→ Provided records:
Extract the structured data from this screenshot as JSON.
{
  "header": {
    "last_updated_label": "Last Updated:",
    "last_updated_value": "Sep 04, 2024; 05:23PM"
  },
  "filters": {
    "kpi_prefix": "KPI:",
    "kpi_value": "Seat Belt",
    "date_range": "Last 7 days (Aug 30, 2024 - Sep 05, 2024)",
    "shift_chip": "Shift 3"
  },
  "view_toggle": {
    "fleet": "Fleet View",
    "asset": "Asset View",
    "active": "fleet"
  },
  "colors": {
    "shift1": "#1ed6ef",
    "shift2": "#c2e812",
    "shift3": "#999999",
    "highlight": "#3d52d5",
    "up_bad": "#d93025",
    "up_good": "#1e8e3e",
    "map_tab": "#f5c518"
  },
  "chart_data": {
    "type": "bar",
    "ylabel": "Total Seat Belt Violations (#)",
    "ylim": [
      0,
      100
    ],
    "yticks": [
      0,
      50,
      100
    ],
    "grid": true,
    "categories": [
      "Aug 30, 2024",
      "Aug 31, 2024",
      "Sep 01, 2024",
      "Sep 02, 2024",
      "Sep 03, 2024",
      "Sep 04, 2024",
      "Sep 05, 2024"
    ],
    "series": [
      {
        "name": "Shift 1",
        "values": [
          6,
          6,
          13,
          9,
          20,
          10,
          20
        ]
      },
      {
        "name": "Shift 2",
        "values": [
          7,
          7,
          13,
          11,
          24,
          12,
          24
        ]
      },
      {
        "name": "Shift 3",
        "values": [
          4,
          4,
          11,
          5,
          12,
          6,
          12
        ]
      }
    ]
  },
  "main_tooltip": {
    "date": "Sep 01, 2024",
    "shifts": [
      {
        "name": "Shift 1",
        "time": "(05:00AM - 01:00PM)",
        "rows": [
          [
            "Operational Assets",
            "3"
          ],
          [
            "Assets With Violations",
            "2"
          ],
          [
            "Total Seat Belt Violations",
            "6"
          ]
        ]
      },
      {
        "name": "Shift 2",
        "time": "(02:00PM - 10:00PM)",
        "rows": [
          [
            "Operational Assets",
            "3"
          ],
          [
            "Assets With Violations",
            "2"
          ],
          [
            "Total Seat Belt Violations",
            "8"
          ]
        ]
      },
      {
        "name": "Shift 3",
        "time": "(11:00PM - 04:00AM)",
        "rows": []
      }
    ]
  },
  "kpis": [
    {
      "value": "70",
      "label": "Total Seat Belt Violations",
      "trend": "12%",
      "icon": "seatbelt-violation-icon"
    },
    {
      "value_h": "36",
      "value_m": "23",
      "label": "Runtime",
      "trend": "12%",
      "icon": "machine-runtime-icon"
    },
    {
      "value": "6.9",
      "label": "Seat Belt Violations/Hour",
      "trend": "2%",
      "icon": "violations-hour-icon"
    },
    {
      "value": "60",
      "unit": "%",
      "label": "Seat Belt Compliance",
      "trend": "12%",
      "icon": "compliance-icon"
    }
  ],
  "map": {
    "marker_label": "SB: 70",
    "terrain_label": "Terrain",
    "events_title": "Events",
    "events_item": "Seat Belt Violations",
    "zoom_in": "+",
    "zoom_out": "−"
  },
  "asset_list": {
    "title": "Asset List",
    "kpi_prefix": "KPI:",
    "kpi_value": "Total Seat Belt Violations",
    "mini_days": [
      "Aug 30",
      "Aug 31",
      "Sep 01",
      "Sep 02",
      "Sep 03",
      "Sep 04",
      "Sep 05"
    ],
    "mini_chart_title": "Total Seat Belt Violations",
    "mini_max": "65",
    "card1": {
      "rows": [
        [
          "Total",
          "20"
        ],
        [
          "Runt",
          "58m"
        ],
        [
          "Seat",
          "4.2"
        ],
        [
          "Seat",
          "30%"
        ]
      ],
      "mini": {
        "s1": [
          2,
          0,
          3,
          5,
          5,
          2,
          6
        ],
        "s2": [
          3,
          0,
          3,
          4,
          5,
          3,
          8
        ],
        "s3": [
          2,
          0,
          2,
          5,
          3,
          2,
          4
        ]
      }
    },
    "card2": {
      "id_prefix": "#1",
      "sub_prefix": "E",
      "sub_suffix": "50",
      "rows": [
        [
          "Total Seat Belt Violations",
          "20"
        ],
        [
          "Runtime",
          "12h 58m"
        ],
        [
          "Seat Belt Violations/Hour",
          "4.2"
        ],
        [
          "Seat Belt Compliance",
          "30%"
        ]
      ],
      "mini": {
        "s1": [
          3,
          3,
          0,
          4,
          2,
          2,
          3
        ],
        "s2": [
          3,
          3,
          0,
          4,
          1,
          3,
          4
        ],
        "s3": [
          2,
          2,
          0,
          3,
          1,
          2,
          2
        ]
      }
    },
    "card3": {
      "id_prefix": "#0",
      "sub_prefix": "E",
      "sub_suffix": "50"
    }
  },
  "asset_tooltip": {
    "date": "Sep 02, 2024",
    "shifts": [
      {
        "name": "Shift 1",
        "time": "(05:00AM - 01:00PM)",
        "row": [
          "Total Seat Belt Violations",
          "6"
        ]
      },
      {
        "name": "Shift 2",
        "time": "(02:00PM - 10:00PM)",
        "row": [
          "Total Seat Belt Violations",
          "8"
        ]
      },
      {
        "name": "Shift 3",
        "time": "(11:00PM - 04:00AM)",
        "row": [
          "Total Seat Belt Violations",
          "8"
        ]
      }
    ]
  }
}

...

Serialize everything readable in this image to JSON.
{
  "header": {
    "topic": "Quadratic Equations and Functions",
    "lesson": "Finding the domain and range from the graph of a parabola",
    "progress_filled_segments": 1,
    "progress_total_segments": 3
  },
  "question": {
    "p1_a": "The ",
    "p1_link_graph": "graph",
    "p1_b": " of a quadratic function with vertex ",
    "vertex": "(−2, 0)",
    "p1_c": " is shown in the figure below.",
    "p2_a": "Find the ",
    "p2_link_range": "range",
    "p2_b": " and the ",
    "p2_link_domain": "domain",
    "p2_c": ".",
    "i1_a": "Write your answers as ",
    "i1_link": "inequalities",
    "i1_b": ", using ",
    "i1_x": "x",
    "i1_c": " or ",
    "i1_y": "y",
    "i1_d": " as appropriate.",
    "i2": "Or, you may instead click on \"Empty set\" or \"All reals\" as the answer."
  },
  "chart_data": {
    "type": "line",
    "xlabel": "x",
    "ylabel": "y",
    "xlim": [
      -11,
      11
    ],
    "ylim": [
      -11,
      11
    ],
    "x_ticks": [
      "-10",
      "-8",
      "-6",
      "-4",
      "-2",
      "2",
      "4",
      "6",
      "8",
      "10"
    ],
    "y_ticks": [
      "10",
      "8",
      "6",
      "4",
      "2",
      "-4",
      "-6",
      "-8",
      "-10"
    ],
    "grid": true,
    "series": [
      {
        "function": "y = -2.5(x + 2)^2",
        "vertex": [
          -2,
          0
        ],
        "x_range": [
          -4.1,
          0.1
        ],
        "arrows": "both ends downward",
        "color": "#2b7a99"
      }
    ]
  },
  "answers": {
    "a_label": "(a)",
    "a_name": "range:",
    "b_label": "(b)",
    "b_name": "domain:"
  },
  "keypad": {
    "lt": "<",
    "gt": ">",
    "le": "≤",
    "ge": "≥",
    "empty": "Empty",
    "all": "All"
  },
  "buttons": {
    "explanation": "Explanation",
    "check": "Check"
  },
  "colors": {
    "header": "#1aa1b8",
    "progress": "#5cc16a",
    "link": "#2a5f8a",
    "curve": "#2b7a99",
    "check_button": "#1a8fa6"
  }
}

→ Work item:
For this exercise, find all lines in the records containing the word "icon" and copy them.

→ Finished task:
      "icon": "seatbelt-violation-icon"
      "icon": "machine-runtime-icon"
      "icon": "violations-hour-icon"
      "icon": "compliance-icon"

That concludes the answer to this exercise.